--- Recorded data Enclosed Below ---

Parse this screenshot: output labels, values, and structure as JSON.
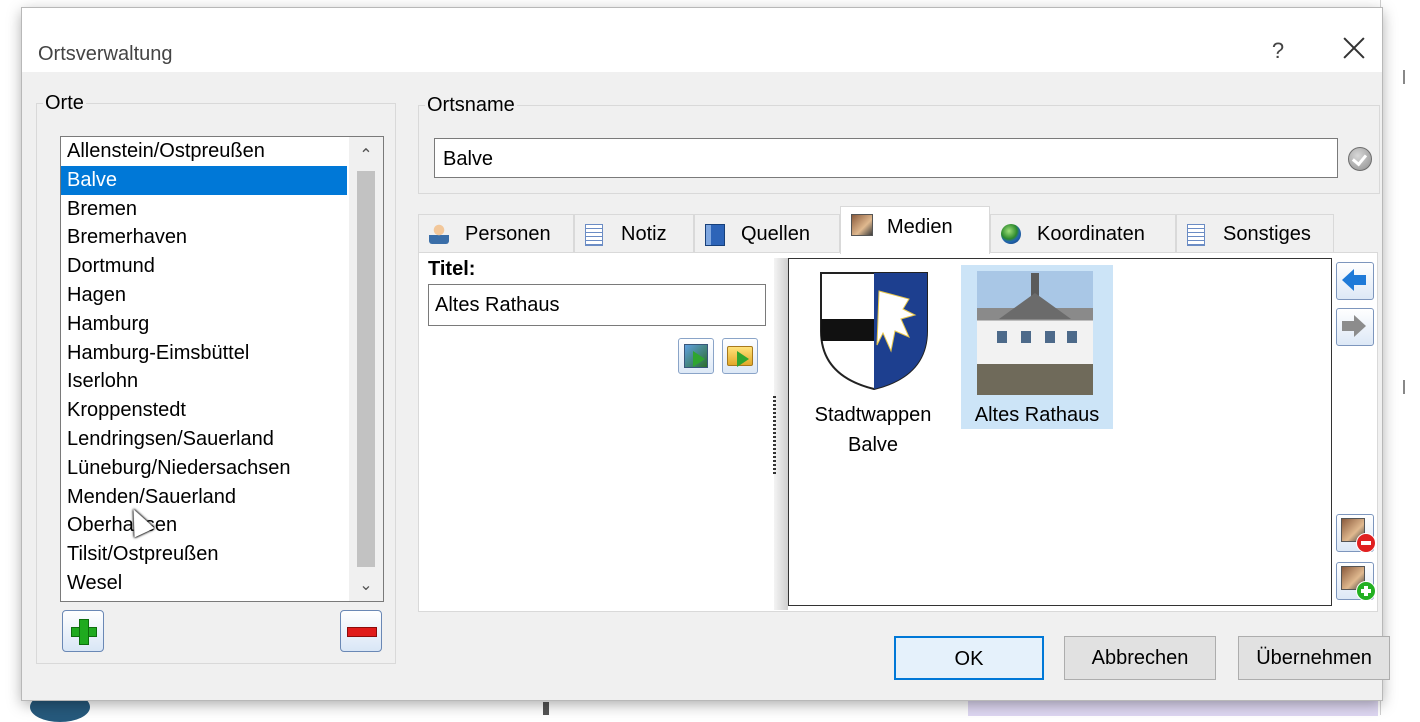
{
  "dialog": {
    "title": "Ortsverwaltung",
    "help_label": "?"
  },
  "places": {
    "legend": "Orte",
    "items": [
      "Allenstein/Ostpreußen",
      "Balve",
      "Bremen",
      "Bremerhaven",
      "Dortmund",
      "Hagen",
      "Hamburg",
      "Hamburg-Eimsbüttel",
      "Iserlohn",
      "Kroppenstedt",
      "Lendringsen/Sauerland",
      "Lüneburg/Niedersachsen",
      "Menden/Sauerland",
      "Oberhausen",
      "Tilsit/Ostpreußen",
      "Wesel"
    ],
    "selected": "Balve"
  },
  "place_name": {
    "legend": "Ortsname",
    "value": "Balve"
  },
  "tabs": [
    {
      "label": "Personen",
      "icon": "person-icon"
    },
    {
      "label": "Notiz",
      "icon": "note-icon"
    },
    {
      "label": "Quellen",
      "icon": "book-icon"
    },
    {
      "label": "Medien",
      "icon": "media-icon",
      "active": true
    },
    {
      "label": "Koordinaten",
      "icon": "globe-icon"
    },
    {
      "label": "Sonstiges",
      "icon": "document-icon"
    }
  ],
  "media_tab": {
    "title_label": "Titel:",
    "title_value": "Altes Rathaus",
    "items": [
      {
        "caption_line1": "Stadtwappen",
        "caption_line2": "Balve",
        "selected": false
      },
      {
        "caption_line1": "Altes Rathaus",
        "caption_line2": "",
        "selected": true
      }
    ]
  },
  "buttons": {
    "ok": "OK",
    "cancel": "Abbrechen",
    "apply": "Übernehmen"
  },
  "colors": {
    "selection": "#0078d7",
    "thumb_selection": "#cce4f7"
  }
}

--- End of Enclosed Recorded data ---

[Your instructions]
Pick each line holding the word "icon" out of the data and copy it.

[Exercise output]
      "icon": "person-icon"
      "icon": "note-icon"
      "icon": "book-icon"
      "icon": "media-icon",
      "icon": "globe-icon"
      "icon": "document-icon"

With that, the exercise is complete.